Quote from Wikipedia:
"The Astoria-Megler Bridge is a continuous truss bridge that spans the mouth of the Columbia River between Astoria, Oregon and Point Ellice near Megler, Washington, in the United States. The span was the last segment of U.S. Route 101 between Olympia, Washington and Los Angeles, California. It is the longest continuous truss bridge in North America."
"The bridge is 21,474 ft (6,545 m) in length and carries one lane of traffic in each direction. The main span is closest to the Oregon side and measures 1,232 feet (376 m) long. The bridge was built to withstand 150 mph (240 km/h) wind gusts and river speeds of 9 mph (14 km/h). As of 2004, an average of 7,100 vehicles per day use the Astoria-Megler Bridge. Designed by William A. Bugee, construction of the cantilever truss bridge was completed by the DeLong Corporation, the American Bridge Company, and Pomeroy Gerwick.
Pedestrians are prohibited from the bridge except during the annual bridge walk called the "Great Columbia Crossing". Bicycles are permitted on the bridge in both Oregon and Washington."
We are heading northbound on Hwy 101 and finally get a glimpse of "the Bridge"
We have travelled over this bridge before and whenever some one mentions the name Astoria then images of this bridge comes to mind
It is the longest 3 truss continuous span bridge in the world which spans Oregon and Washington states over the Columbia River.
There is but a single lane in each direction and pedestrian traffic is forbidden, but bicyclists are allowed
There is a long cloverleaf to access the main span and heading northbound you are to maneuver over to the left lane
Eventually we are trapped within the confines of its steel structure
This bridge is approx 6.5 kms (~ 4 miles) long, and Washington State beckons on the opposite side of the Columbia River
It seems like a long way to the other side, but I am sure nothing like the Great Ocean Highway which spans the Mainland southbound towards Key West, FL
When you finally arrive on the Washington side you are greeted with this directional sign

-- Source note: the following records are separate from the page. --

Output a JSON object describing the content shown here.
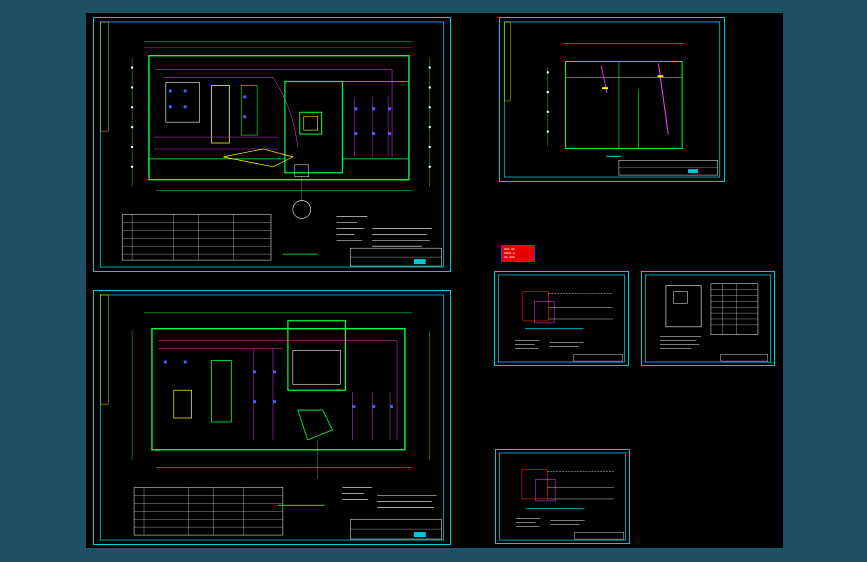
{
  "canvas": {
    "background": "#000000",
    "frame_color": "#00c8d8"
  },
  "colors": {
    "wall": "#00ff40",
    "circuit": "#ff40ff",
    "fixture": "#4060ff",
    "cyan": "#00e0ff",
    "yellow": "#ffff00",
    "red": "#ff2020",
    "white": "#ffffff"
  },
  "sheets": [
    {
      "id": "plan-1",
      "kind": "floor-plan"
    },
    {
      "id": "plan-2",
      "kind": "floor-plan"
    },
    {
      "id": "riser",
      "kind": "elevation"
    },
    {
      "id": "schematic-1",
      "kind": "schematic"
    },
    {
      "id": "schematic-2",
      "kind": "schematic-table"
    },
    {
      "id": "schematic-3",
      "kind": "schematic"
    }
  ],
  "legend_badge": {
    "color": "#e80000"
  }
}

I am sure that this was an engineering marvel when it was completed in the 1960's
City of Bay Ocean, Oregon:
I am sure that I have mentioned my love for "places Lost" . This includes Ghost Towns and places from the historic past. A few years ago we noticed this sign on the 3 Cape Loop which is just West of Tillumook, OR. It is an interesting story of a city which failed and was swallowed by the Ocean during violent storms. There are pictures of the City on the "web" and its history makes for interesting reading. I will leave it to you to do further research if you are interested. There is nothing left except a park which is accessed by a rough dirt and gravel road.
Spotted: interesting Coffee Pot near Arlington, WA: